[Web page and app entries]
┌──

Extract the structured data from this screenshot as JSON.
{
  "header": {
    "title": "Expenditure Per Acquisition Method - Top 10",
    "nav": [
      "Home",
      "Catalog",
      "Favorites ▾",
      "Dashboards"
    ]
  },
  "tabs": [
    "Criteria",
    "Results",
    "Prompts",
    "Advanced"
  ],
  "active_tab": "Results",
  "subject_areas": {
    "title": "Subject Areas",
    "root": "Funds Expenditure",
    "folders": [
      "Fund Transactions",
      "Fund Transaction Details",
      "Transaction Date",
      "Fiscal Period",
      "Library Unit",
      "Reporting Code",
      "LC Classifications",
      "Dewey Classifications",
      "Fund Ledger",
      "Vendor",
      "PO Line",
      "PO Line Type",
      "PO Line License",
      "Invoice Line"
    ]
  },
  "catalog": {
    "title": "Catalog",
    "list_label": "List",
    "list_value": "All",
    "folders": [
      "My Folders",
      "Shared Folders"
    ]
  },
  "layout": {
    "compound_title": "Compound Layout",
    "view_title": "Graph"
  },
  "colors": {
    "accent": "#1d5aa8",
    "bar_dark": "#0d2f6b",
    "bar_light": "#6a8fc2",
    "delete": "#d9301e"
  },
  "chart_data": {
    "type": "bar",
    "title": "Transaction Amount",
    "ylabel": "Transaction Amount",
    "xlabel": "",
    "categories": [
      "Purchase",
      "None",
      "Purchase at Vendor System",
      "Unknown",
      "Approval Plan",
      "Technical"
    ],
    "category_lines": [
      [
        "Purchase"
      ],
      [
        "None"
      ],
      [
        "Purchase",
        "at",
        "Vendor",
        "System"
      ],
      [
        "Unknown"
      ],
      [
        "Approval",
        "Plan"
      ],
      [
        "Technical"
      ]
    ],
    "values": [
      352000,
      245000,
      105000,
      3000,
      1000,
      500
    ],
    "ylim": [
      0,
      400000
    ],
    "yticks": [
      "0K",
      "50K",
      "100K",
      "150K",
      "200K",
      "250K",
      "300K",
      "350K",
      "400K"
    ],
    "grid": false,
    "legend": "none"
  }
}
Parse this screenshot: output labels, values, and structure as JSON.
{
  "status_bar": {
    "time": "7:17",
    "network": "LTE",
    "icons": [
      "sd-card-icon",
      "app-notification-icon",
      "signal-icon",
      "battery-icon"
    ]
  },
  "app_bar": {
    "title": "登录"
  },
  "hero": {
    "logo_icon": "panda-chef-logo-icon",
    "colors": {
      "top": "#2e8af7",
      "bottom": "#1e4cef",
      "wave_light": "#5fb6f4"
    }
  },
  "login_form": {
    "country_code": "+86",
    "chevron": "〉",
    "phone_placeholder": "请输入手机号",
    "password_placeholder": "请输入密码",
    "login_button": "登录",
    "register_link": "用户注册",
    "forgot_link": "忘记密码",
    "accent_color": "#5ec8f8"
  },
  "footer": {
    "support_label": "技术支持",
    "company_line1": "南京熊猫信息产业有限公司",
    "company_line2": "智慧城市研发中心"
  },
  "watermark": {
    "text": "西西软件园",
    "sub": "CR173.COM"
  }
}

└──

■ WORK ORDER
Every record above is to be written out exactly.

■ SOLVED EXERCISE
Extract the structured data from this screenshot as JSON.
{
  "header": {
    "title": "Expenditure Per Acquisition Method - Top 10",
    "nav": [
      "Home",
      "Catalog",
      "Favorites ▾",
      "Dashboards"
    ]
  },
  "tabs": [
    "Criteria",
    "Results",
    "Prompts",
    "Advanced"
  ],
  "active_tab": "Results",
  "subject_areas": {
    "title": "Subject Areas",
    "root": "Funds Expenditure",
    "folders": [
      "Fund Transactions",
      "Fund Transaction Details",
      "Transaction Date",
      "Fiscal Period",
      "Library Unit",
      "Reporting Code",
      "LC Classifications",
      "Dewey Classifications",
      "Fund Ledger",
      "Vendor",
      "PO Line",
      "PO Line Type",
      "PO Line License",
      "Invoice Line"
    ]
  },
  "catalog": {
    "title": "Catalog",
    "list_label": "List",
    "list_value": "All",
    "folders": [
      "My Folders",
      "Shared Folders"
    ]
  },
  "layout": {
    "compound_title": "Compound Layout",
    "view_title": "Graph"
  },
  "colors": {
    "accent": "#1d5aa8",
    "bar_dark": "#0d2f6b",
    "bar_light": "#6a8fc2",
    "delete": "#d9301e"
  },
  "chart_data": {
    "type": "bar",
    "title": "Transaction Amount",
    "ylabel": "Transaction Amount",
    "xlabel": "",
    "categories": [
      "Purchase",
      "None",
      "Purchase at Vendor System",
      "Unknown",
      "Approval Plan",
      "Technical"
    ],
    "category_lines": [
      [
        "Purchase"
      ],
      [
        "None"
      ],
      [
        "Purchase",
        "at",
        "Vendor",
        "System"
      ],
      [
        "Unknown"
      ],
      [
        "Approval",
        "Plan"
      ],
      [
        "Technical"
      ]
    ],
    "values": [
      352000,
      245000,
      105000,
      3000,
      1000,
      500
    ],
    "ylim": [
      0,
      400000
    ],
    "yticks": [
      "0K",
      "50K",
      "100K",
      "150K",
      "200K",
      "250K",
      "300K",
      "350K",
      "400K"
    ],
    "grid": false,
    "legend": "none"
  }
}
Parse this screenshot: output labels, values, and structure as JSON.
{
  "status_bar": {
    "time": "7:17",
    "network": "LTE",
    "icons": [
      "sd-card-icon",
      "app-notification-icon",
      "signal-icon",
      "battery-icon"
    ]
  },
  "app_bar": {
    "title": "登录"
  },
  "hero": {
    "logo_icon": "panda-chef-logo-icon",
    "colors": {
      "top": "#2e8af7",
      "bottom": "#1e4cef",
      "wave_light": "#5fb6f4"
    }
  },
  "login_form": {
    "country_code": "+86",
    "chevron": "〉",
    "phone_placeholder": "请输入手机号",
    "password_placeholder": "请输入密码",
    "login_button": "登录",
    "register_link": "用户注册",
    "forgot_link": "忘记密码",
    "accent_color": "#5ec8f8"
  },
  "footer": {
    "support_label": "技术支持",
    "company_line1": "南京熊猫信息产业有限公司",
    "company_line2": "智慧城市研发中心"
  },
  "watermark": {
    "text": "西西软件园",
    "sub": "CR173.COM"
  }
}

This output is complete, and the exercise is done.